Voter suppression isn’t necessarily a new tactic. In a 1980 speech to fellow conservatives, Paul Weyrich, one of the men who helped found arch-conservative institutions such as the American Legislative Exchange Council (Alec), the Moral Majority and the Heritage Foundation, said: “I don’t want everybody to vote. As a matter of fact, our leverage in the elections quite candidly goes up as the voting populace goes down.”
What has changed is the demographic projections. And if Republicans can’t compete in the new electoral landscape, then it is in their best interest to freeze the official electorate in place. One way to achieve this is partisan gerrymandering, redrawing voting districts so that they’re easier for Republicans to win. Incredibly, the supreme court in June ruled that federal courts were powerless to hear challenges to partisan gerrymandering – even in a case in which the party that controls the state legislature draws voting maps to explicitly elect its candidates.
In an excoriating dissenting opinion, Justice Elena Kagan and the supreme court’s liberal justices accused the court’s majority of shirking its constitutional duty. “The partisan gerrymanders in these cases deprived citizens of the most fundamental of their constitutional rights: the rights to participate equally in the political process.
“The partisan gerrymanders here debased and dishonored our democracy, turning upside-down the core American idea that all governmental power derives from the people. If left unchecked, gerrymanders like the ones here may irreparably damage our system of government.
Of all times to abandon the court’s duty to declare the law, this was not the one.”
Even in terms of raw numbers, the Republicans are at a disadvantage. There are 12 million more registered Democrats than Republicans in the US, but Republican control of the federal government is almost absolute. In part, that’s because institutions such as the electoral college and the Senate itself are wildly undemocratic, in the sense that both are structured so that one party can claim victory without actually receiving the most votes. In 2016, Democratic senators won 6m more votes than Republican ones, yet Republicans firmly held their majority.
The Senate distributes two seats a state, meaning that states with large multiracial populations and more Democratic voters (California, Texas, New York) get exactly the same representation as those populated by older – and often Republican – white people. As Jamelle Bouie noted in the New York Times: “Today, the largest state is California, with nearly 40 million residents, and the smallest is Wyoming, with just under 600,000 people, a disparity that gives a person in Wyoming 67 times the voting power of one in California.
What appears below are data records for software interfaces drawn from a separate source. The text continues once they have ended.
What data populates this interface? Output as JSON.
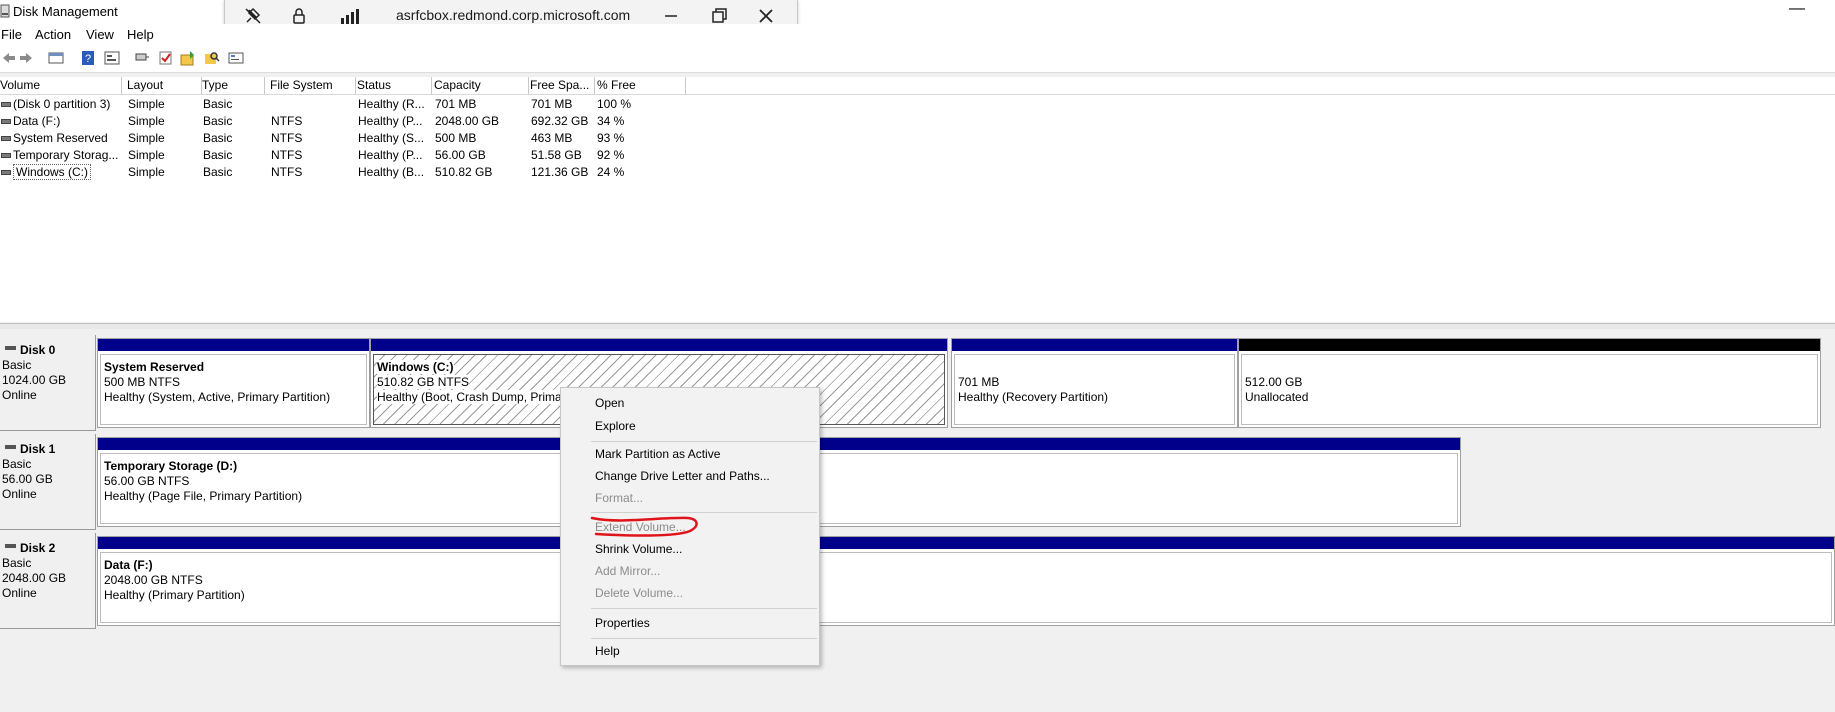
{
  "window": {
    "title": "Disk Management",
    "minimize_glyph": "—"
  },
  "remote_bar": {
    "host": "asrfcbox.redmond.corp.microsoft.com",
    "icons": [
      "unpin-icon",
      "lock-icon",
      "signal-icon",
      "minimize-icon",
      "restore-icon",
      "close-icon"
    ]
  },
  "menu": [
    "File",
    "Action",
    "View",
    "Help"
  ],
  "toolbar_icons": [
    "back-icon",
    "forward-icon",
    "disk-list-icon",
    "help-icon",
    "properties-icon",
    "connect-icon",
    "check-icon",
    "export-icon",
    "search-icon",
    "settings-icon"
  ],
  "volume_list": {
    "columns": [
      "Volume",
      "Layout",
      "Type",
      "File System",
      "Status",
      "Capacity",
      "Free Spa...",
      "% Free"
    ],
    "rows": [
      [
        "(Disk 0 partition 3)",
        "Simple",
        "Basic",
        "",
        "Healthy (R...",
        "701 MB",
        "701 MB",
        "100 %"
      ],
      [
        "Data (F:)",
        "Simple",
        "Basic",
        "NTFS",
        "Healthy (P...",
        "2048.00 GB",
        "692.32 GB",
        "34 %"
      ],
      [
        "System Reserved",
        "Simple",
        "Basic",
        "NTFS",
        "Healthy (S...",
        "500 MB",
        "463 MB",
        "93 %"
      ],
      [
        "Temporary Storag...",
        "Simple",
        "Basic",
        "NTFS",
        "Healthy (P...",
        "56.00 GB",
        "51.58 GB",
        "92 %"
      ],
      [
        "Windows (C:)",
        "Simple",
        "Basic",
        "NTFS",
        "Healthy (B...",
        "510.82 GB",
        "121.36 GB",
        "24 %"
      ]
    ]
  },
  "disks": [
    {
      "name": "Disk 0",
      "type": "Basic",
      "size": "1024.00 GB",
      "state": "Online",
      "partitions": [
        {
          "name": "System Reserved",
          "size": "500 MB NTFS",
          "status": "Healthy (System, Active, Primary Partition)"
        },
        {
          "name": "Windows  (C:)",
          "size": "510.82 GB NTFS",
          "status": "Healthy (Boot, Crash Dump, Prima"
        },
        {
          "name": "",
          "size": "701 MB",
          "status": "Healthy (Recovery Partition)"
        },
        {
          "name": "",
          "size": "512.00 GB",
          "status": "Unallocated"
        }
      ]
    },
    {
      "name": "Disk 1",
      "type": "Basic",
      "size": "56.00 GB",
      "state": "Online",
      "partitions": [
        {
          "name": "Temporary Storage  (D:)",
          "size": "56.00 GB NTFS",
          "status": "Healthy (Page File, Primary Partition)"
        }
      ]
    },
    {
      "name": "Disk 2",
      "type": "Basic",
      "size": "2048.00 GB",
      "state": "Online",
      "partitions": [
        {
          "name": "Data  (F:)",
          "size": "2048.00 GB NTFS",
          "status": "Healthy (Primary Partition)"
        }
      ]
    }
  ],
  "context_menu": {
    "open": "Open",
    "explore": "Explore",
    "mark_active": "Mark Partition as Active",
    "change_letter": "Change Drive Letter and Paths...",
    "format": "Format...",
    "extend": "Extend Volume...",
    "shrink": "Shrink Volume...",
    "add_mirror": "Add Mirror...",
    "delete": "Delete Volume...",
    "properties": "Properties",
    "help": "Help"
  },
  "colors": {
    "partition_bar": "#00008b",
    "unallocated_bar": "#000000",
    "annotation": "#e0131a",
    "disabled_text": "#8c8c8c"
  }
}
“As it stands now, the Senate is highly undemocratic and strikingly unrepresentative, with an affluent membership composed mostly of white men, who are about 30% of the population but hold 71 of the seats. Under current demographic trends this will get worse, as whites become a plurality of all Americans but remain a majority in most states.”
And while elected officials can at least – in theory, and with ever-greater difficulty – be voted out of office, that is not the case for the justices on the supreme court who wield extraordinary power, as the recent partisan gerrymandering case reveals. Trump has so far appointed two supreme court justices.
For his second pick, Brett Kavanaugh, Trump’s choice to replace the moderate Anthony Kennedy, the senators who voted against him represented 38 million more people than the ones who voted to confirm.
In many ways, the Republican party has been preparing for minority rule for years now. The anxiety that drove the shooter in El Paso, as well as every other white supremacist mass shooter in recent years, has motivated Republican politicians to steadily demonize and disenfranchise populations that don’t vote for them. The problem long predates Donald Trump, but he’s given taken both the mask and the leash off of it.
Featured Image: A demonstrator holds a sign at a protest against Donald Trump’s visit to El Paso, Texas, on 7 August. Photograph: Mario Tama/Getty Images